■ **EXERCISE BRIEF**
Give back each line of the material that contains the word "zhanglibo".

---

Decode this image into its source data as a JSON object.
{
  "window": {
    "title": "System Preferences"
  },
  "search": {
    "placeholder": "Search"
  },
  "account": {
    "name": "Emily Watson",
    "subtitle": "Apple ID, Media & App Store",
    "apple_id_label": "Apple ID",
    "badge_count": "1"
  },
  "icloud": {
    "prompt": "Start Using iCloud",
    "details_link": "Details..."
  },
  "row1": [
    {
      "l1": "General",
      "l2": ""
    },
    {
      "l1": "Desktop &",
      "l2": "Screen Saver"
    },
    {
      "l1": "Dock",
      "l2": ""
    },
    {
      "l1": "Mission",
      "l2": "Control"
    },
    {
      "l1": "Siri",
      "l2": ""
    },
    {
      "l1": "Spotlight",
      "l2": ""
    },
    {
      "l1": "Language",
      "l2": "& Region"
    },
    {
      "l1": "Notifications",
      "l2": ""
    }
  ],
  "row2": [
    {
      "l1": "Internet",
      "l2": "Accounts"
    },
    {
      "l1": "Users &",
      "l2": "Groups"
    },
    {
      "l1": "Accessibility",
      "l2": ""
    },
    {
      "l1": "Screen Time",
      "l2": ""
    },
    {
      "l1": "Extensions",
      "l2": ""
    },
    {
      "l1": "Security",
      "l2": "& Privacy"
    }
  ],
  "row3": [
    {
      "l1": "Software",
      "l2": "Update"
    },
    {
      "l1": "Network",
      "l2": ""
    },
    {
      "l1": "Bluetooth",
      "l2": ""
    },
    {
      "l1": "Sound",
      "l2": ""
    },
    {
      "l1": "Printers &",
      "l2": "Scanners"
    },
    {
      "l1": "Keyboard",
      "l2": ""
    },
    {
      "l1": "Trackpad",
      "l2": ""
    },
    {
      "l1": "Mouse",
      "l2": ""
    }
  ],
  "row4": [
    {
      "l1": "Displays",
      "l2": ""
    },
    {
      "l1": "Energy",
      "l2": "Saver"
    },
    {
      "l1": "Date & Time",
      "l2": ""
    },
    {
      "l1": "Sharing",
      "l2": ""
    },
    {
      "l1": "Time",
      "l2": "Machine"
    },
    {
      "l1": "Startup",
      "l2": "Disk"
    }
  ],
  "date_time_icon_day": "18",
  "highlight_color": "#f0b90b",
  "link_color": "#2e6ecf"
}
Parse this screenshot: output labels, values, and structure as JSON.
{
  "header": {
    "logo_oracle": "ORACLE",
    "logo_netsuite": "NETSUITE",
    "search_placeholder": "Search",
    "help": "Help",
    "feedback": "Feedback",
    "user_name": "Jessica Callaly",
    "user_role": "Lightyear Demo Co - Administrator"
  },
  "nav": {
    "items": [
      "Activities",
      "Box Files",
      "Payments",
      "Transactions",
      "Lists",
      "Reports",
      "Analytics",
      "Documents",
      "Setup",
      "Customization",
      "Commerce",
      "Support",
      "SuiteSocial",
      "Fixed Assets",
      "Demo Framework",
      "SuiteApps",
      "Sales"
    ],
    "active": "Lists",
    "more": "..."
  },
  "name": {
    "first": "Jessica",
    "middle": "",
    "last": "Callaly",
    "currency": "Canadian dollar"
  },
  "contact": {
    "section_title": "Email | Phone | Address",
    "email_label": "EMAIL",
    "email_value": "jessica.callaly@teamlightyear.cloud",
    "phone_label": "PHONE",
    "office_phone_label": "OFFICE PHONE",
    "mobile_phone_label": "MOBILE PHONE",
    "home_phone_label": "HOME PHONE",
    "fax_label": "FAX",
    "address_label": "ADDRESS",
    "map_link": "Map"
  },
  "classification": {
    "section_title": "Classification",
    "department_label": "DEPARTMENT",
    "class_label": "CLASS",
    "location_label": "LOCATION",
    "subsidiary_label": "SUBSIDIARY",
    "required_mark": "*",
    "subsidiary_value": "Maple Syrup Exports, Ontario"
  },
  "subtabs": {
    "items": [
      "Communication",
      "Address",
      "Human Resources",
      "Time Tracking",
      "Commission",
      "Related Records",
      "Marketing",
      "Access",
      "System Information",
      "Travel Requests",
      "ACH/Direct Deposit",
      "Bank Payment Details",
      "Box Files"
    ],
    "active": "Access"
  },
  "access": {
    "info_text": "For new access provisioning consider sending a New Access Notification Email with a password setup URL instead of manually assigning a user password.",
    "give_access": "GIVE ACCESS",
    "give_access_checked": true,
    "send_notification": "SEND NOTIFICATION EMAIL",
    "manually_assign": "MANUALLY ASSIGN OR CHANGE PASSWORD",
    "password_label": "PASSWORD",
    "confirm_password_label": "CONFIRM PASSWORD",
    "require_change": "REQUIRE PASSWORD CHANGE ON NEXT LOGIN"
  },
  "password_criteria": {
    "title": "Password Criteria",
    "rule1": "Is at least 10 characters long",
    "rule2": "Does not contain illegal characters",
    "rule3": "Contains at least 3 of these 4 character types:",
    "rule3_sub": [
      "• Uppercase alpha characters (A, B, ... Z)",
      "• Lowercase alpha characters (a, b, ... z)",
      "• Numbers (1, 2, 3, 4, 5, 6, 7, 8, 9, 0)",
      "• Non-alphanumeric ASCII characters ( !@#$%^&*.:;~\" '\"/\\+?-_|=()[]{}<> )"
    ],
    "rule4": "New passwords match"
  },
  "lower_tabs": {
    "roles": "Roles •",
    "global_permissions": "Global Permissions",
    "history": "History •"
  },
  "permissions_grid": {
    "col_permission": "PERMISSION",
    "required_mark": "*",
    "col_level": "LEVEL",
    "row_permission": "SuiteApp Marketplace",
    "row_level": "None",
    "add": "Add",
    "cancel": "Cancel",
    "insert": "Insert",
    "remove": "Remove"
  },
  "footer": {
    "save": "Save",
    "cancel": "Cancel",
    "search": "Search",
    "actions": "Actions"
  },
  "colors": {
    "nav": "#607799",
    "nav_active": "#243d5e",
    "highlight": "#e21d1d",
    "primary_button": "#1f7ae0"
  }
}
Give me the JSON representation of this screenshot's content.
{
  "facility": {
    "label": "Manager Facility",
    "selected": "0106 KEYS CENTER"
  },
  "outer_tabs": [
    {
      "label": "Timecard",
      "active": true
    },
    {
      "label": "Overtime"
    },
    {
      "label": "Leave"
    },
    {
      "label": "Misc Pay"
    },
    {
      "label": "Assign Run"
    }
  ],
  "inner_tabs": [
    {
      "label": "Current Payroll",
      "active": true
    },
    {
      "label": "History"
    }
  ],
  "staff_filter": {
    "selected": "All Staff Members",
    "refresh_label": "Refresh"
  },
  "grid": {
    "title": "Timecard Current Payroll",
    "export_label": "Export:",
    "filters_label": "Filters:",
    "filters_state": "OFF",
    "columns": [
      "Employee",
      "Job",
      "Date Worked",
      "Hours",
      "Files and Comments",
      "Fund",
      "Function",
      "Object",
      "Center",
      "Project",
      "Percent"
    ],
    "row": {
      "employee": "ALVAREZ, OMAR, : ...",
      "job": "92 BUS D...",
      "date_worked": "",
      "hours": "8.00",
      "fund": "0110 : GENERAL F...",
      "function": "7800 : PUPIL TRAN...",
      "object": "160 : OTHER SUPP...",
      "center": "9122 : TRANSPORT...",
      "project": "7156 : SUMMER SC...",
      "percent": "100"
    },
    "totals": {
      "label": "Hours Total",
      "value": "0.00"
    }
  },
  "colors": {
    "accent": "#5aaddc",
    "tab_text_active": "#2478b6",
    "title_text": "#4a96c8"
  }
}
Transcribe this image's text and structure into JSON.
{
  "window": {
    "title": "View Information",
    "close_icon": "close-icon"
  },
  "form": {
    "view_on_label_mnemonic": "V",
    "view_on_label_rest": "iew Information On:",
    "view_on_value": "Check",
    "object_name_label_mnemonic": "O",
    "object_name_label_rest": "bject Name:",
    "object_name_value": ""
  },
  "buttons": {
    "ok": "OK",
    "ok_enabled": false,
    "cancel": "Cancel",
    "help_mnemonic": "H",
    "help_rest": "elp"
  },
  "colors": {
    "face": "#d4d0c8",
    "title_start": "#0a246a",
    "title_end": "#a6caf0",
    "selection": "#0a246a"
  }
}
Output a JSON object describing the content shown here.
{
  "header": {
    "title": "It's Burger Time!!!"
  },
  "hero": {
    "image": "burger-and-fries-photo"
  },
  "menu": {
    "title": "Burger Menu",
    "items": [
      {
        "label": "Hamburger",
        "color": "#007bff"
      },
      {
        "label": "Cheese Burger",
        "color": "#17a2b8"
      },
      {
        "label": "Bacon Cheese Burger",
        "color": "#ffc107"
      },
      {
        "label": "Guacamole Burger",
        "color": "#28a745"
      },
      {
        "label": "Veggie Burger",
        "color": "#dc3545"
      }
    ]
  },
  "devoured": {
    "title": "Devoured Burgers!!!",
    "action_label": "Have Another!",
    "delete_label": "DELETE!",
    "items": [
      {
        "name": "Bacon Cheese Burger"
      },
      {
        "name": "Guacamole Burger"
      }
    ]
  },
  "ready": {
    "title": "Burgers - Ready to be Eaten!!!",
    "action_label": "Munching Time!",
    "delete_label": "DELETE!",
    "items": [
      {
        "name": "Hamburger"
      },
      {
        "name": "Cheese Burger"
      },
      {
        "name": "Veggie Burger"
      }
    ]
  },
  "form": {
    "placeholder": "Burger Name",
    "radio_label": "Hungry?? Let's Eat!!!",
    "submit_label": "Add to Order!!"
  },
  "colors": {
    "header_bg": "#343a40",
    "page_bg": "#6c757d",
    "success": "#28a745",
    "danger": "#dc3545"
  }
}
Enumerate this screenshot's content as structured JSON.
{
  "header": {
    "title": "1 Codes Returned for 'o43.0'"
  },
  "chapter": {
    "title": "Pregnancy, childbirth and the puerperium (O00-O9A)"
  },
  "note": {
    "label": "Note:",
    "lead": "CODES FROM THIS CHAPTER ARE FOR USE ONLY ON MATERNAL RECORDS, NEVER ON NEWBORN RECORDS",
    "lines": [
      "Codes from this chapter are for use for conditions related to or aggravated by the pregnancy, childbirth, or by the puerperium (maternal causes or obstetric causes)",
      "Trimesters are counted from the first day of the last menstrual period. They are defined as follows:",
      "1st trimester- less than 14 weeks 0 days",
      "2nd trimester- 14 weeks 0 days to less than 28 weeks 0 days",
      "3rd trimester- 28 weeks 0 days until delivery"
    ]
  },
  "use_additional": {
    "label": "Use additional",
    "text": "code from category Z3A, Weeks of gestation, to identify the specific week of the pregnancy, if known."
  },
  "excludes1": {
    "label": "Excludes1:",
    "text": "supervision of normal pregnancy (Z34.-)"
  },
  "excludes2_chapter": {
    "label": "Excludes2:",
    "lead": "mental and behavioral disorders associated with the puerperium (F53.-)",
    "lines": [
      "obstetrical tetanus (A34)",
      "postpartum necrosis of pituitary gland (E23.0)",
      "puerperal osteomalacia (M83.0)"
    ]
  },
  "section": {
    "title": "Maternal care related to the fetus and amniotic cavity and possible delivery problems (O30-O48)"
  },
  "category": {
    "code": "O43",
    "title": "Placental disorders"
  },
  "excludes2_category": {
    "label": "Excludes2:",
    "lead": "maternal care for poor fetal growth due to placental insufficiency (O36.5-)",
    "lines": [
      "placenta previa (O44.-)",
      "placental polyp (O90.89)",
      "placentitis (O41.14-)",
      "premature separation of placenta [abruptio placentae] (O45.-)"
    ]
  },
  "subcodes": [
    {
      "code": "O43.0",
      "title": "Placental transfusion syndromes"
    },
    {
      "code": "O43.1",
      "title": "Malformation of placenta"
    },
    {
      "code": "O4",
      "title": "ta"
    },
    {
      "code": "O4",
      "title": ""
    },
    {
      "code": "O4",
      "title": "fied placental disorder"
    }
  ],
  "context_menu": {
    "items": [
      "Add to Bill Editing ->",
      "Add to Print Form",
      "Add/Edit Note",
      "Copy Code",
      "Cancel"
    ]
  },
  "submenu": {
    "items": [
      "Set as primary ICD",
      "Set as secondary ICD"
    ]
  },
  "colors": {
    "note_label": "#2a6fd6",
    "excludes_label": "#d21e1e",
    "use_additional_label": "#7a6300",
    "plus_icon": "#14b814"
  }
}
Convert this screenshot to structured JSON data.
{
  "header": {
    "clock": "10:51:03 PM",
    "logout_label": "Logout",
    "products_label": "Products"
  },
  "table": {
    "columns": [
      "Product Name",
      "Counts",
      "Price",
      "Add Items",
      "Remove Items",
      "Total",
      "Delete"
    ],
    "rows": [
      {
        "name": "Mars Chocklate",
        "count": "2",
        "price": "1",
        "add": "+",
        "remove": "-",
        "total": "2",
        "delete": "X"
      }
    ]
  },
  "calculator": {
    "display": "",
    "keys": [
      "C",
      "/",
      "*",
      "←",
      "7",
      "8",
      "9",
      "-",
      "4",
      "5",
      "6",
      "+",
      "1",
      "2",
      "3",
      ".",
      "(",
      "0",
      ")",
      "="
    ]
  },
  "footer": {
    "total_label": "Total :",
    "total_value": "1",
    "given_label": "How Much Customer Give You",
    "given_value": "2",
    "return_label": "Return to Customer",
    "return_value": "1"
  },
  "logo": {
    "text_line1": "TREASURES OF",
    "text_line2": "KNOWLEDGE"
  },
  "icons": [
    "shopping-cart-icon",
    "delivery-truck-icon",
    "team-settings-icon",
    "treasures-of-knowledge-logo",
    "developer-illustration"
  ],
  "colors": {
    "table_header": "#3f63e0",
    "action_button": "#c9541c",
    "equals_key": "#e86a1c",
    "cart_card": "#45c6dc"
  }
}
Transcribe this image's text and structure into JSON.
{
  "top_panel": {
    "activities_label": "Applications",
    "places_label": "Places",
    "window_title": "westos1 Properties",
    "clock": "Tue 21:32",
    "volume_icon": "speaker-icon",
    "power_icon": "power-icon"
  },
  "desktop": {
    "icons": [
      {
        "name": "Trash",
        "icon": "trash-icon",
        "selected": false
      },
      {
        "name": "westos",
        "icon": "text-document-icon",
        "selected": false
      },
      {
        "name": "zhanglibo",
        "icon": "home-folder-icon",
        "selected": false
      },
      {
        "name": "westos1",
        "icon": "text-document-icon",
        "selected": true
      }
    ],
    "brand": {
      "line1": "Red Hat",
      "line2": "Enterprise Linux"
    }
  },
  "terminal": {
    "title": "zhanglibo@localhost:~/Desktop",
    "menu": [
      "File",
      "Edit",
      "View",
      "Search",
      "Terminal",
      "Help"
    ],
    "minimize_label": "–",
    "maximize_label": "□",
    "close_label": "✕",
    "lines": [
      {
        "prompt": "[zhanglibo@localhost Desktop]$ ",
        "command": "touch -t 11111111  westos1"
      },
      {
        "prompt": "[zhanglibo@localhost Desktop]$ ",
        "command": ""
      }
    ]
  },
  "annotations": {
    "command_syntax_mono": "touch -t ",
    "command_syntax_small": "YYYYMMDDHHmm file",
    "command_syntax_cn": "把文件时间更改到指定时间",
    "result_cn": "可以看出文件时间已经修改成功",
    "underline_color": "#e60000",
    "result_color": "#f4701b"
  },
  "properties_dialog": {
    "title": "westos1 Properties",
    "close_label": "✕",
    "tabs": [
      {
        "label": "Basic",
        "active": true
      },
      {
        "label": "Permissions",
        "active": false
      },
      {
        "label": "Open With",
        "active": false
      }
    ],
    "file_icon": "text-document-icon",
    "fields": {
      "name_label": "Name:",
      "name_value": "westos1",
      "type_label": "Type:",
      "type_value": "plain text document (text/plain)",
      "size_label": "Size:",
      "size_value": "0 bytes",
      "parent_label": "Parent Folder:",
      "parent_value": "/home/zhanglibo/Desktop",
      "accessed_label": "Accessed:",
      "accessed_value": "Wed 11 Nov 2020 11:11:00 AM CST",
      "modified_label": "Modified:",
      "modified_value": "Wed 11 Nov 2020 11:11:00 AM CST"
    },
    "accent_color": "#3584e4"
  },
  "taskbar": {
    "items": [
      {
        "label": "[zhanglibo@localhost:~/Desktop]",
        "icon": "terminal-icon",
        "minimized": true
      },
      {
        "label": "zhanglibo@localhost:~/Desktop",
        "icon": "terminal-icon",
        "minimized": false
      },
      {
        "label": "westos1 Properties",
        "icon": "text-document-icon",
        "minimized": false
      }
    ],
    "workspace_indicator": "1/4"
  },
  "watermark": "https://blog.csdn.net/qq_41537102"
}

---

■ **EXERCISE RESULT**
        "name": "zhanglibo",
    "title": "zhanglibo@localhost:~/Desktop",
        "prompt": "[zhanglibo@localhost Desktop]$ ",
        "prompt": "[zhanglibo@localhost Desktop]$ ",
      "parent_value": "/home/zhanglibo/Desktop",
        "label": "[zhanglibo@localhost:~/Desktop]",
        "label": "zhanglibo@localhost:~/Desktop",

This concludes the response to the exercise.